"Together, they formed just the move that Bill and I were looking for, the Polick Haimau"I have confirmation from guru Yazid that there's no such thing as a Polick Haimau. Polick here refers to ‘Polek’, but I can’t figure out where they got Haimau from.

"Is this the type of silat that the people used to defend themselves at this port when they were invaded?," asks Jason and guru Azlan Ghanie answers, "Sama ada dia berpenyakit ataupun tidak berpenyakit" (Whether he is diseased or not) and his student-cum-interpreter replies, "Yes it is" (By the way, guru Azlan speaks excellent English)
It is obvious that the three scenes were spliced together, just to get a reply from guru Azlan, irrespective of what he really said. I guess the editors hoped Americans would know no better.

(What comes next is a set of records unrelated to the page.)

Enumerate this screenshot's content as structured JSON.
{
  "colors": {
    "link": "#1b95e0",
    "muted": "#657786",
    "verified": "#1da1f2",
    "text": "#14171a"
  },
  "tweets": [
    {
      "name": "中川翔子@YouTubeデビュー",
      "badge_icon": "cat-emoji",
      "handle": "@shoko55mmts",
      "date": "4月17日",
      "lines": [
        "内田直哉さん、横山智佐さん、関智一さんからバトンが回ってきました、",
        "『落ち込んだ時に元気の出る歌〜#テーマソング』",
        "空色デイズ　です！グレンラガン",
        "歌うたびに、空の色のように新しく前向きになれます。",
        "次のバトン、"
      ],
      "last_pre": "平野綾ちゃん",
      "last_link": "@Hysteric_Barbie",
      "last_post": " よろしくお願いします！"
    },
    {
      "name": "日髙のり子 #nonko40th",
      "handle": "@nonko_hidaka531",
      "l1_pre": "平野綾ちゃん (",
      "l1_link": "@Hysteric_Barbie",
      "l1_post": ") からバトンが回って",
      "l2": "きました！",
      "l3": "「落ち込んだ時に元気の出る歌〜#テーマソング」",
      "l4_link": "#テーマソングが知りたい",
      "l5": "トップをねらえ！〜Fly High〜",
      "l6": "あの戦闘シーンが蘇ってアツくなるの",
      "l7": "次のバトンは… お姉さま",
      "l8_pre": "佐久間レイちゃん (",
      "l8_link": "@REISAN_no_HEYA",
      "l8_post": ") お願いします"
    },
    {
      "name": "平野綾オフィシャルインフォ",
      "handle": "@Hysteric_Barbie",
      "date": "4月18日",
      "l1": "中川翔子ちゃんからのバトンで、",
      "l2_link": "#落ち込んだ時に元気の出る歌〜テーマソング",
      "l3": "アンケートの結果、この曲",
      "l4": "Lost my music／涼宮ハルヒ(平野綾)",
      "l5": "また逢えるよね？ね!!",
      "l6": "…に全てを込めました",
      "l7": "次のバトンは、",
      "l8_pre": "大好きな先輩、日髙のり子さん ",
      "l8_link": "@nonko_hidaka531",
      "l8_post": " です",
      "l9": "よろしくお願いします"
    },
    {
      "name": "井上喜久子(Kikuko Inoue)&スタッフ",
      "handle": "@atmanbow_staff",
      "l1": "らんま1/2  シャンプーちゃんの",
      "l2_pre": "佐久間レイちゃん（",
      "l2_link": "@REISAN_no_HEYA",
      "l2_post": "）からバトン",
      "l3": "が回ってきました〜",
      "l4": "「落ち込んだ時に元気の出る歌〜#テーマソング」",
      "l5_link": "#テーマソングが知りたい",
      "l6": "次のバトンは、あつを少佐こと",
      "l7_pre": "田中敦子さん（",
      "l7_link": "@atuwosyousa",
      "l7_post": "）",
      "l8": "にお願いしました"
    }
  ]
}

"Coupled with the silat skills of the Malay warriors, the keris helped Melaka fend off the better equipped, more heavily-armed Portuguese soldiers for more than 40 days"
Not necessarily untrue, but the statement could be misleading. Melaka actually had a good amount of cannons defending its city and was not wanting in warriors. However, it has been agreed in many circles that bad management and infighting caused the Melaka empire to fall, not the lack of firepower.

There are dozens more that I could go on and on about, but I’ll stop here before I start boring you to death. My only worry is, if this happened to silat, how much credibility do the other episodes have?

My rating? I give it a 4 ½ out of 10.